Friday, 16 December 2011

The Late S Rajaratnam - "Is God a Liberation Theologian?" [Part II]

"I believe that Karl Marx could have subscribed to the Sermon on the Mount," says Fidel Castro to liberation theologian Frei Betto as he draw similarities to martyrdom of early Christians and the pantheon of Communist martyrs. In the rest of his speech to NUS upon the arrest of the Marxist Conspirators, the late S Rajaratnam makes his argument of an alliance of anti-capitalists comprising of Marxist, Leninist, Maoist, Nihilist and Liberation Theologians. In his view, Leninist and Maoist do not adhere to Marxist principles closely but merely use it to acquire state power. Ideologies are simply tools of political agitation; individuals can legitimise the use of them creatively just as liberation theologians have creatively used Christianity as  a cloak. S Rajaratnam argues that the axis of Marxist-Leninist-liberation theologians are the new revolution of nihilism looking to create a new Heaven on Earth with the demise of evil capitalism.

The below is the rest of his speech that appeared on ST dated 20 Aug 1987:

Friday, 9 December 2011

The Late S Rajaratnam - "Is God a Liberation Theologian?" [Part I]

With the waning of the communist threat in the late 1980s, the opening up of China under Deng Xiaoping, the disintegrating Soviet Empire, the fall of the Berlin Wall, Singapore shocks the international stage by arresting 22 persons under the harsh ISA for a "Marxist Conspiracy". Many cried: What Communist threat? This is the government trying to silence its critics and strike fear in political opposition!

The respected PAP ideologue and co-founder S Rajaratnam, himself a Marxist during his days in London when he joined the Marxist Left Book Club, puts forth his argument of a new Marxist-Communism that will continue the struggle against capitalism using Christianity as a cloak of legitimacy. Liberation theology as it was termed, was active in certain impoverished parts of the dominant Catholic Philippines and South-America, Rajaratnam argued that the communists subverted the Christian idea emancipation for the under-privileged as a means for the communists to gain political power. Rajaratnam further argued that support for these Marxists would no longer come from Beijing or Moscow but from western democracies under the guise of "human rights".
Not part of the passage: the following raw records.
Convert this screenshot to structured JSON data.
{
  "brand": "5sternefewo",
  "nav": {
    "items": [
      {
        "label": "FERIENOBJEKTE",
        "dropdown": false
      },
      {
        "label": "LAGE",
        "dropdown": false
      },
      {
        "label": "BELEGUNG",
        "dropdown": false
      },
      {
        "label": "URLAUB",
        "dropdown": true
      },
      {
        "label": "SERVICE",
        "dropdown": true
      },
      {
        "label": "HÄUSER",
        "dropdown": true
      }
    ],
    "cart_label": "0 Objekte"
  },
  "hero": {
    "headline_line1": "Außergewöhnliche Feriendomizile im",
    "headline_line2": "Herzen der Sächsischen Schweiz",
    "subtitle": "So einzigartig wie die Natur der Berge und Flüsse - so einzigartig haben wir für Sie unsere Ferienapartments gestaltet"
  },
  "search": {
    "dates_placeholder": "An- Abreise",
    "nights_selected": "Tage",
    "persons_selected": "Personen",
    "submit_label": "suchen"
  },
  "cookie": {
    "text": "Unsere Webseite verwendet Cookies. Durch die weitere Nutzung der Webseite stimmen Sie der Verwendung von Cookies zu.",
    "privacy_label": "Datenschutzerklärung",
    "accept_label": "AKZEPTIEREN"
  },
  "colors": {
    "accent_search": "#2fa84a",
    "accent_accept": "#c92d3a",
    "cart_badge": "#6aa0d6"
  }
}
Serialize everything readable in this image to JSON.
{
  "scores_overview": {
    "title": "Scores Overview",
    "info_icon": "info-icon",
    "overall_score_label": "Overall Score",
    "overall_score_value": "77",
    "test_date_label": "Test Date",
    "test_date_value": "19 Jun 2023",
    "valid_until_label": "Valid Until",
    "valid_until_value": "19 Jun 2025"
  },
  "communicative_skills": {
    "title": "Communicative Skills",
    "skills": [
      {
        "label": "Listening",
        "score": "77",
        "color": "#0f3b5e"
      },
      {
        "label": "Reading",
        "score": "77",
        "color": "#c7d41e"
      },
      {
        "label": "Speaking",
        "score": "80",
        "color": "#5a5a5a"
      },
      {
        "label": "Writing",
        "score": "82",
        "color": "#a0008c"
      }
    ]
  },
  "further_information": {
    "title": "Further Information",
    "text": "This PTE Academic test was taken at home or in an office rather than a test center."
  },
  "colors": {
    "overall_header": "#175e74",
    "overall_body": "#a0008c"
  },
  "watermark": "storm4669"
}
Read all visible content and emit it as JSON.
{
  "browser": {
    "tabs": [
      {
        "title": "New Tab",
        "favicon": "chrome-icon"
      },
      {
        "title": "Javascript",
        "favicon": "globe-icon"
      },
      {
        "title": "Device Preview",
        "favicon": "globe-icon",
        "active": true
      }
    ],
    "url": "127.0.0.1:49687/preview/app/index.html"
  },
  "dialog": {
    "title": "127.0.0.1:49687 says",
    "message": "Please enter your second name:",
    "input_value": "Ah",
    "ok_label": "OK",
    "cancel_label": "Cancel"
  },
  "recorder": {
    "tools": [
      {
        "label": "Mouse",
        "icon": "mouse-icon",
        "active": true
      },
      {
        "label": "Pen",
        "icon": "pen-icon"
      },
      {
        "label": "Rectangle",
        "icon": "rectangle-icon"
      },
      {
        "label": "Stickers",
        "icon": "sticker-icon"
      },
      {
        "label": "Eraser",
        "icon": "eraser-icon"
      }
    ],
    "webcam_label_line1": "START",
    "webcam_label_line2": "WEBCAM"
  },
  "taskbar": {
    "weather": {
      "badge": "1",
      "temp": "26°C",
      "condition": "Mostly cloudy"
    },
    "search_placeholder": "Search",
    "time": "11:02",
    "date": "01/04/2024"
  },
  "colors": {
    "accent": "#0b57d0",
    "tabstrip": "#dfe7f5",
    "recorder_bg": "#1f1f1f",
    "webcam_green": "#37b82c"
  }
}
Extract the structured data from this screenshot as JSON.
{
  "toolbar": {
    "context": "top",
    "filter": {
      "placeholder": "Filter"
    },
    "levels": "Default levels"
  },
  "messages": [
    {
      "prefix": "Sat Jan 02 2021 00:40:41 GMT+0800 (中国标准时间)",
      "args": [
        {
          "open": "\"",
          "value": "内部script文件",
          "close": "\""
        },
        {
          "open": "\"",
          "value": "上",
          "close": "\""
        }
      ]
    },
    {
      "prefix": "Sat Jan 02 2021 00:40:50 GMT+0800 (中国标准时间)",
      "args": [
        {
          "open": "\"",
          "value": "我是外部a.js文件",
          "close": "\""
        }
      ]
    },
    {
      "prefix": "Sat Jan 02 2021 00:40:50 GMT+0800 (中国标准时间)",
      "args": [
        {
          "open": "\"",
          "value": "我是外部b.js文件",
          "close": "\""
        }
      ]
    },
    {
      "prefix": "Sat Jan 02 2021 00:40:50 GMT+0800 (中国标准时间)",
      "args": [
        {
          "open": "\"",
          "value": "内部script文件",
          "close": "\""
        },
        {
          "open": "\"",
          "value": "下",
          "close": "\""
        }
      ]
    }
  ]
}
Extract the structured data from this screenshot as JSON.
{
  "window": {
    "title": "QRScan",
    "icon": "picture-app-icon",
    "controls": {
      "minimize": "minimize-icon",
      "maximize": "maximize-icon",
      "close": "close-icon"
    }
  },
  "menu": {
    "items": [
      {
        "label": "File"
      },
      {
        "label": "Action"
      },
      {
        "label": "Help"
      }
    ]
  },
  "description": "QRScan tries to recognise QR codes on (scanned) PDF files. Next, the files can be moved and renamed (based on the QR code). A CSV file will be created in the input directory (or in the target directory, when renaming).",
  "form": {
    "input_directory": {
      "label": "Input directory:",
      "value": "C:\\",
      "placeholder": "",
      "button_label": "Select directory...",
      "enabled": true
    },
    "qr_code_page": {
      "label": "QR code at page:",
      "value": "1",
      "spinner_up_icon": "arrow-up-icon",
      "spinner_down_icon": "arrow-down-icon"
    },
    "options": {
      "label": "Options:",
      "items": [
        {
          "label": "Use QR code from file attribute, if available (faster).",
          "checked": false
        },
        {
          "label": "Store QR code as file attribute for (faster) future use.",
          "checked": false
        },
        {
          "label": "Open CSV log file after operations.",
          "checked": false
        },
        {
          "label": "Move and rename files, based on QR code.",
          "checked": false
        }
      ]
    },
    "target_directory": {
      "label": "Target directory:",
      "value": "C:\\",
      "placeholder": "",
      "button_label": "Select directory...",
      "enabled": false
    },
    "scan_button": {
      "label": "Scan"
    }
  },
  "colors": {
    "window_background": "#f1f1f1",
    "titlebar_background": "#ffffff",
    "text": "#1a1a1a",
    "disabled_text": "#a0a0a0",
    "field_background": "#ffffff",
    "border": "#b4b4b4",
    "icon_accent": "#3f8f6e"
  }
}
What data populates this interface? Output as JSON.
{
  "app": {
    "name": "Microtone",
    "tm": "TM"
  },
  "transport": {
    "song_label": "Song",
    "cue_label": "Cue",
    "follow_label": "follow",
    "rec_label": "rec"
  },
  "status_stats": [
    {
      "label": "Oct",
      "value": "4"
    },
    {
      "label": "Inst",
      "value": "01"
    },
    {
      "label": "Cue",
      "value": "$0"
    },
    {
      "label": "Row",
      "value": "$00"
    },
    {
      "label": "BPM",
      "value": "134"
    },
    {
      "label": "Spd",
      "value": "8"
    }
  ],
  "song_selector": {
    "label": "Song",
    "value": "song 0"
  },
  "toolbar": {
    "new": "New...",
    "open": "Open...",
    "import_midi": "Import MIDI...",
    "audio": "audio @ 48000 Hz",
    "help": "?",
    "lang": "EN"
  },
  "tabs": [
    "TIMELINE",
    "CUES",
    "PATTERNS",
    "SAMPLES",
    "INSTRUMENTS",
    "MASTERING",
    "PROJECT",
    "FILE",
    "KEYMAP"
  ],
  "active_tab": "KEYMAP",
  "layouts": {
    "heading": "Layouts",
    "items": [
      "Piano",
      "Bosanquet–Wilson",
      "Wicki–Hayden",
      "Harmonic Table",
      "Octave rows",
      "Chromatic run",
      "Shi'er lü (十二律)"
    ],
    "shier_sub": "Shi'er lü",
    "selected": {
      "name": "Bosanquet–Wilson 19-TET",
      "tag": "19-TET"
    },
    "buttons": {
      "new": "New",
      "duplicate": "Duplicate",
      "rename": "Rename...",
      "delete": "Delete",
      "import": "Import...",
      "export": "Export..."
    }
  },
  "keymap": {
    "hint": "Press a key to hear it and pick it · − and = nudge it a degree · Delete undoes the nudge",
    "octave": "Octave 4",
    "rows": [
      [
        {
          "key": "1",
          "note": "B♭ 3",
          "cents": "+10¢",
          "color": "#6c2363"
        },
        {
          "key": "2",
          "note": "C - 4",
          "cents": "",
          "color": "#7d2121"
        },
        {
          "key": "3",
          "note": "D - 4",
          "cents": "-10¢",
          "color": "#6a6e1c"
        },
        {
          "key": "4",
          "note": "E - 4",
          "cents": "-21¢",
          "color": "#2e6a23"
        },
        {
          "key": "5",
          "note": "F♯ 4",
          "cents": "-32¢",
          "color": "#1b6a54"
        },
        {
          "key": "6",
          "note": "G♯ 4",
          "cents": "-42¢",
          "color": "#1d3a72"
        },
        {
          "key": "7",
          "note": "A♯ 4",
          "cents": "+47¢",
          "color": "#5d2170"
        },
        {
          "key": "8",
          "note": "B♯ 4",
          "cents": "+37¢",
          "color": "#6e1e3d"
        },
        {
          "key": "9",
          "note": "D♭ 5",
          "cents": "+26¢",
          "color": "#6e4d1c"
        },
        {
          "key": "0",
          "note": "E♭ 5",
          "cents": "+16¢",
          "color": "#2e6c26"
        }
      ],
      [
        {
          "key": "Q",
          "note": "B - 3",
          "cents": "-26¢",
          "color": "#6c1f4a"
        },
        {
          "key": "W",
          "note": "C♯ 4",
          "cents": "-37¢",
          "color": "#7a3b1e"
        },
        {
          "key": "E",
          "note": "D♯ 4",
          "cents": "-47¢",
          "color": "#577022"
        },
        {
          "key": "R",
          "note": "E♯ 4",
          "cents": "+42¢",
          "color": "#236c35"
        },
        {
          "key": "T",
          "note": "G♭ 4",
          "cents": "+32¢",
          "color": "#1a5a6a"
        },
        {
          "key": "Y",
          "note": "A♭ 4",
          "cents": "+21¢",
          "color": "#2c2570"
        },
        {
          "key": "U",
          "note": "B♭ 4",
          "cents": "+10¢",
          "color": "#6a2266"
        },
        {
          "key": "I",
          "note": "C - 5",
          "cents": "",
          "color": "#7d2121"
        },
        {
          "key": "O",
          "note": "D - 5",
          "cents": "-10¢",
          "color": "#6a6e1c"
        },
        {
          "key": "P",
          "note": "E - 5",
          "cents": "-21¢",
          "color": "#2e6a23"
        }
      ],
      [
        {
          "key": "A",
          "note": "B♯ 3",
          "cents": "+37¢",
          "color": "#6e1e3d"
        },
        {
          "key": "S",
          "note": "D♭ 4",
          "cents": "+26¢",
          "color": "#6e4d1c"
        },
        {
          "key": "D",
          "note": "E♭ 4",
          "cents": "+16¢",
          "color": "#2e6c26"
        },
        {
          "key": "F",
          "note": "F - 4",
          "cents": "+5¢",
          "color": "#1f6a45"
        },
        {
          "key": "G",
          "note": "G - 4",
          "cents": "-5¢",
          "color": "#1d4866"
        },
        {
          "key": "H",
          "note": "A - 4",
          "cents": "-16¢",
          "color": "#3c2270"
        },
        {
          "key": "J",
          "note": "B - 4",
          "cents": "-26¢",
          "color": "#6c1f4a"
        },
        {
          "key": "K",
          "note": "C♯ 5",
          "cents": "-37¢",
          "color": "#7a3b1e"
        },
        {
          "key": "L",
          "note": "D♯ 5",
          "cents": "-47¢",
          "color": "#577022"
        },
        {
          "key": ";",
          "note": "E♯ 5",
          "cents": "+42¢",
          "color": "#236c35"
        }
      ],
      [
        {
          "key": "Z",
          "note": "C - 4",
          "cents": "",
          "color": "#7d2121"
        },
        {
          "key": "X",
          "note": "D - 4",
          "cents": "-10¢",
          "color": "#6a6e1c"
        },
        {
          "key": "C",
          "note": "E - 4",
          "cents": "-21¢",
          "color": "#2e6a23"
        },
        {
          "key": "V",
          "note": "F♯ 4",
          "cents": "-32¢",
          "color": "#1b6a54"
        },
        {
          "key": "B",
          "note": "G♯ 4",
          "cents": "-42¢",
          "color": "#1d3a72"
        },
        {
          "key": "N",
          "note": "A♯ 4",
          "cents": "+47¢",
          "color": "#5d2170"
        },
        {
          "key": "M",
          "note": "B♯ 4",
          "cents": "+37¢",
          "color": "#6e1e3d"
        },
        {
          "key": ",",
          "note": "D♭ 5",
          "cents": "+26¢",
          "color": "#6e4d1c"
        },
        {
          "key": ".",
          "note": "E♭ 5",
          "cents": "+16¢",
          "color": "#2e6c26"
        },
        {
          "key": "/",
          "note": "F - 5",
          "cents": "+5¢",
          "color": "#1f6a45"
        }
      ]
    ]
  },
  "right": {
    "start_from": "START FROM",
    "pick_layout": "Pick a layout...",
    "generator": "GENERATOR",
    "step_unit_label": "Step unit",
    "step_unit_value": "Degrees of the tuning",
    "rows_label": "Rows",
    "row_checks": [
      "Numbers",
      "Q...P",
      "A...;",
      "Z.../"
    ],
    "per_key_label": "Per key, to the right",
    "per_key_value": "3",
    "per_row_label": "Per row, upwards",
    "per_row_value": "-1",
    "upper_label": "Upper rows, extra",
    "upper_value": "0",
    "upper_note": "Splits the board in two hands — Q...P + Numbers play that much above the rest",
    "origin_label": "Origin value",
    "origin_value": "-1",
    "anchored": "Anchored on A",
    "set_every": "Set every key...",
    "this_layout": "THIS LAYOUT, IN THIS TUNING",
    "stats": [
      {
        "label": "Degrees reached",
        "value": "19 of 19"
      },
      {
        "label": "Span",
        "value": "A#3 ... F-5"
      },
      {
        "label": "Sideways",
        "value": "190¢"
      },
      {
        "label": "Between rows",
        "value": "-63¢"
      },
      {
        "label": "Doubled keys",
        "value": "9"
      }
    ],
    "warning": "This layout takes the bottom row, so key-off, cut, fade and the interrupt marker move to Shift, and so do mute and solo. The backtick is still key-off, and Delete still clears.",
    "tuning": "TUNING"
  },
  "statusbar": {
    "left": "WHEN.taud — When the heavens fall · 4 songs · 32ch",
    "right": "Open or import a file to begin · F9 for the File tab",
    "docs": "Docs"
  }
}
While one can't win an argument with a dead man, his thoughts are plainly laid for debate. 

His speech to NUS students was carried in the Straits Times on 20 Aug 1987 and the first part reproduced here. Do stay tune for the rest of his speech.

Monday, 28 November 2011

Why 1987?

This blog was started out of my interest in the events of May 1987 where 16 Singaporeans were arrested and detained under the ISA for a "Marxist Conspiracy" that plotted to toppple the PAP Government. 6 more were arrested in Jun 1987 bringing the total to 22. According to the official account, the conspiracy was orchestrated by Tan Wah Piow, a student activist who had fled Singapore in 1976 after evading National Service. Those arrested served between one month and three years of detention without trial; in fact, all were released by Dec 1987 except for Vincent Cheng who was said to be the main perpetrator.

As a keen student of history, I began to read up on the available accounts online as the Marxist episode is barely covered in our education syllabus and not even bothered by those who attend local universities (mostly). In our studies, we seem to take a very critical approach to the study of Chinese, American, Indian and European histories. But somehow when talking about our own Singapore's history, it comes across as binary opposites, a battle of 'us' vs 'them', PAP vs The Rest. No doubt, to a certain extent, history is an account of battles and contestations but it is only with a closer inspection of events and persons that we may come to a better understanding of how we came to be.

These days, it's easy to read the accounts of those detained under ISA with the Internet and social media and the many opinions of those concerned over the debate to abolish the ISA. Let's just say as much as I am interested in those issues, I would leave them out for now as I would try to delve into what and why May 1987 happened.

So readers, I hope you would enjoy some of my research as much as I have enjoyed it myself.